AMBIEN II is a member of the Five, a group of administrators who run the Sirian Empire, an interstellar civilization. The novel is her account of her activities on the planet Rohanda (Earth), and the story of her growing skepticism about her society's purpose.

Ambien has come to Rohanda to conduct an experiment with the Lombais, a group of people theSirians have removed from their own planet. The Sirians, however, must share Rohanda with Canopus, an old enemy with whom Sirius is now at peace; the Canopeans are conducting their own experiments. People of Shammat, a third civilization, also make an appearance. The Canopeans are a highly evolved people Ambien distrusts; the Shmmatans are cruel, greedy and barbaric. Through her encounters with two Canopeans, Klorathy and Nasar, who become her mentors, Ambien comes to oppose her own society.

The scope of the novel is vast. All of Earth's history is merely the background of Ambien's story, since she lives for millions of years. Our ancestors, it seems, were the products of biological experiments; we have the ethical and mystical leanings of Canopus, the empiricism and technical expertise of Sirius, and the evil, grasping nature of Shammat. Catastrophes and great changes are passing incidents to these long-lived people, part of a pattern that the Capopean Klorathy calls "the Necessity."

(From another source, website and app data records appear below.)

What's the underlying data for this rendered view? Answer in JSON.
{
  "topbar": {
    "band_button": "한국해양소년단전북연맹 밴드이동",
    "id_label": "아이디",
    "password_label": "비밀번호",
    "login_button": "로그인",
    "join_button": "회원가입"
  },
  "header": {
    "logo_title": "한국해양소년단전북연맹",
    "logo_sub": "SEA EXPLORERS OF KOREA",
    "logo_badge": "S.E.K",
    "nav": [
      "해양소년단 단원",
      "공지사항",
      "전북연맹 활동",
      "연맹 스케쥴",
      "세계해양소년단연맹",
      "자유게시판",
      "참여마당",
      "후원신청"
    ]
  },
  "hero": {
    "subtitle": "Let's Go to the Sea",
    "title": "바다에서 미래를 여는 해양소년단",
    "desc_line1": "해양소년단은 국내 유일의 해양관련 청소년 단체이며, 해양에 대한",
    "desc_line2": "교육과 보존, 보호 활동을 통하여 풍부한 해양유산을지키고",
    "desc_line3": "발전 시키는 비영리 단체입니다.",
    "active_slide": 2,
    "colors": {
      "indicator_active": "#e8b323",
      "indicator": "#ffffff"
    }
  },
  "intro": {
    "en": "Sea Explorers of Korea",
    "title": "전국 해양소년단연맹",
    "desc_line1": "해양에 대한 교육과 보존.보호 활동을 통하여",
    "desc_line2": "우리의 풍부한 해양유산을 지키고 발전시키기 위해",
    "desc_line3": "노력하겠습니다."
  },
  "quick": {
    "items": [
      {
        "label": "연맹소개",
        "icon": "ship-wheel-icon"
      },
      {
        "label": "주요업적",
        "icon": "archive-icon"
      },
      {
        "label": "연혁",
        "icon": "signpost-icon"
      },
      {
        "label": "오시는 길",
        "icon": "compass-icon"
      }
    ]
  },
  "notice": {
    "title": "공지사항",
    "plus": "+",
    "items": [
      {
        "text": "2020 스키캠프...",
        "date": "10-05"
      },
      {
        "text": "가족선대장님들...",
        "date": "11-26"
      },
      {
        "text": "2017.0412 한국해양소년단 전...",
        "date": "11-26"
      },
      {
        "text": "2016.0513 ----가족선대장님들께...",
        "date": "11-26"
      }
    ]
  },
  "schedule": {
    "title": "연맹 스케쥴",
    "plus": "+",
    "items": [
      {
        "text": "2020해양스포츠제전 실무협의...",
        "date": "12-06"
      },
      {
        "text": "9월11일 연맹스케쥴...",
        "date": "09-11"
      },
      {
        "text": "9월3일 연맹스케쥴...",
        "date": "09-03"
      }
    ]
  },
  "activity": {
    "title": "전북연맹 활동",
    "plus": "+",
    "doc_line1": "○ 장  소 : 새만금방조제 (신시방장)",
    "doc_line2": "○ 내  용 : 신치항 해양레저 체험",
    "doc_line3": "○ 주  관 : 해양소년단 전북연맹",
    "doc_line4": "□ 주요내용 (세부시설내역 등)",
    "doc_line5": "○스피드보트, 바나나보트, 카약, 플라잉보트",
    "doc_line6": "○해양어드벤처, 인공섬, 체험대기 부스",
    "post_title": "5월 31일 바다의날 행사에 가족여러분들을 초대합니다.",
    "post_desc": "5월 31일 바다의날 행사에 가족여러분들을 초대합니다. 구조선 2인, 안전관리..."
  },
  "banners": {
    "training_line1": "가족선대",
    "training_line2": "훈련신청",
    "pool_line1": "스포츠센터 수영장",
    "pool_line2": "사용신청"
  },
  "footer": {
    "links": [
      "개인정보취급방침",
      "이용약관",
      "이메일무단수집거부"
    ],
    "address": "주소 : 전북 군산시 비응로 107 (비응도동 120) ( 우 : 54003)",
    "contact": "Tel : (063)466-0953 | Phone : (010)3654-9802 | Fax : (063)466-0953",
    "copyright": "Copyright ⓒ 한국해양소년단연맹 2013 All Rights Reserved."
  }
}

In her introduction to this, the third in a series of visionary novels using the devices of science fiction, Doris Lessing gives us a yardstick with which to measure her accomplishment; her cosmolgy is "only for literary purposes," but our ideas about out history are probably wrong; we may have forgotten ancient sciences; visits by UFOs have very likely taken place; we may be surrounded by artifacts which "might have . . . functions we do not suspect." She mentions her own preoccupations with "the group mind, the collective minds we are all part of, though we are seldom prepared to acknowledge this . . . with billions and billions . . . of us on this planet, we are still prepared to believe that each of us is unique."

Lessing has set herself a difficult and contradictory task: to explore the notion that each of us is part of a cosmic pattern, she writes a novel, a form which emphasizes the individual's importance. She wishes to deal with large issues: the colonial mentality (Ambien is appalled at brutality, yet thinks nothing of removing "primitive" beings from their home world and experimenting on them); the place of technology (the Sirians, under the spell of "progress," are without purpose and suffer from depression); historical processes (Ambien discusses these in the language of a social scientist, certainly a barrier to enlightenment); and the battle between good and evil (Ambien comes to see thata evil must exist for good to be possible).

"I would so like it," Lessing writes, "if reviewers and readers could see this series . . . as a framework that enables me to tell . . . a beguiling tale or two; to put questions, both to myself and to others; to explore ideas and sociological possibilities." This would be a worthy goal for any novelist, but The Sirian Experiments falls short of it. Lessing's cosmic, often haunting vision is marred by details from pop pseudo-science and pulp fiction. The villianous Shammatans glower and swagger; Nasar and Klorathy sometimes sound like trainers at an est seminar; Atlantis makes an appearance and disappearance; planets are subject to cosmic "forces" and "vibrations" never fully explained; "bursts of radiation" speed evolution; the Navahos and Hopis are descendents of two tecnicians named Navah and Hoppe. The novel's serious intent is lost in these trappings. If ideas "flow through humanity like tides" as Lessing asserts, then the tide of Velikovsky and Von Daniken, of ancient astronauts and unlikley catastrophes, has washed up on her shore.

The internal logic of the book also seems faulty: would the advanced Sirians really need to rely on a kind of slave labor? This, combined with an apparent lack of knowledge about the sciences, astronomy and biology in particular, robs the novel of conviction; present-day science would have provided more authoritative symbols. c

It's a shame. Lessing, unlike many "serious" novelists, knows one can write a serious book using a science-fiction framwork. She is among the best realistic writers, but this book obscures her gift. Ambien II is characterized almost too well, which is ironically a problem. Ambien thinks like a bureaucrat, so the reader often gets lost in tedious descriptions and itineraries, while the narrator passes over potentially interesting events with little comment; one begins to wish Lessing had served as Ambien's editor

There is also an anti-rational tone to the book; reason itself becomes a barrier to understanding, and Klorathy and Nasar leave a lot unsaid; which Ambien must then grasp through a leap of faith. Reason alone cannot widen our vision, but a vague, inexpressible mysticism is not necessarily a panacea. With growing irrationality on all sides, do we really need another attack on reason?

The book is not completely unrewarding; Lessing is too good of a writer for that. Ambien's encounter with the "fallen" Nasar is moving and frightening, and I would like to have seen more of the Shammatan, Tafta, who could have become a complex Villian. Occasionally one glimpses the Spinozistic vision permeating the book. But a great craftsman cannot do his best work with inferior materials and poor tools, and a writer cannot write a good book which is meant to be more than entertainment with secondhand ideas and cast-off junk. Both Doris Lessing and science fiction deserve more.